Task prompt:
Keep the pictures out, and restate the listing that follows exactly as written.

Start of Block

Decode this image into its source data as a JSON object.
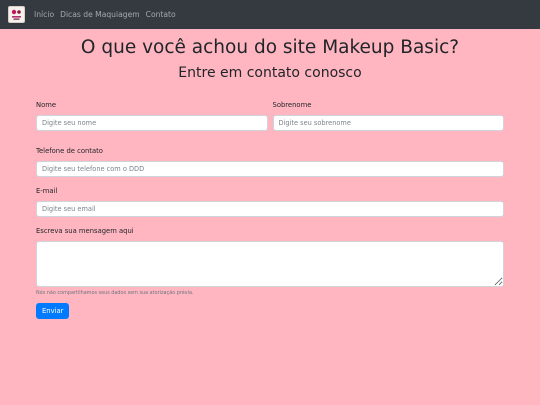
{
  "nav": {
    "logo_icon": "makeup-logo-icon",
    "items": [
      {
        "label": "Início"
      },
      {
        "label": "Dicas de Maquiagem"
      },
      {
        "label": "Contato"
      }
    ]
  },
  "page": {
    "title": "O que você achou do site Makeup Basic?",
    "subtitle": "Entre em contato conosco"
  },
  "form": {
    "first_name": {
      "label": "Nome",
      "placeholder": "Digite seu nome",
      "value": ""
    },
    "last_name": {
      "label": "Sobrenome",
      "placeholder": "Digite seu sobrenome",
      "value": ""
    },
    "phone": {
      "label": "Telefone de contato",
      "placeholder": "Digite seu telefone com o DDD",
      "value": ""
    },
    "email": {
      "label": "E-mail",
      "placeholder": "Digite seu email",
      "value": ""
    },
    "message": {
      "label": "Escreva sua mensagem aqui",
      "value": ""
    },
    "privacy_note": "Nós não compartilhamos seus dados sem sua atorização prévia.",
    "submit_label": "Enviar"
  },
  "colors": {
    "background": "#ffb6c1",
    "navbar": "#343a40",
    "primary_button": "#007bff"
  }
}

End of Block

Answer box:
Decode this image into its source data as a JSON object.
{
  "nav": {
    "logo_icon": "makeup-logo-icon",
    "items": [
      {
        "label": "Início"
      },
      {
        "label": "Dicas de Maquiagem"
      },
      {
        "label": "Contato"
      }
    ]
  },
  "page": {
    "title": "O que você achou do site Makeup Basic?",
    "subtitle": "Entre em contato conosco"
  },
  "form": {
    "first_name": {
      "label": "Nome",
      "placeholder": "Digite seu nome",
      "value": ""
    },
    "last_name": {
      "label": "Sobrenome",
      "placeholder": "Digite seu sobrenome",
      "value": ""
    },
    "phone": {
      "label": "Telefone de contato",
      "placeholder": "Digite seu telefone com o DDD",
      "value": ""
    },
    "email": {
      "label": "E-mail",
      "placeholder": "Digite seu email",
      "value": ""
    },
    "message": {
      "label": "Escreva sua mensagem aqui",
      "value": ""
    },
    "privacy_note": "Nós não compartilhamos seus dados sem sua atorização prévia.",
    "submit_label": "Enviar"
  },
  "colors": {
    "background": "#ffb6c1",
    "navbar": "#343a40",
    "primary_button": "#007bff"
  }
}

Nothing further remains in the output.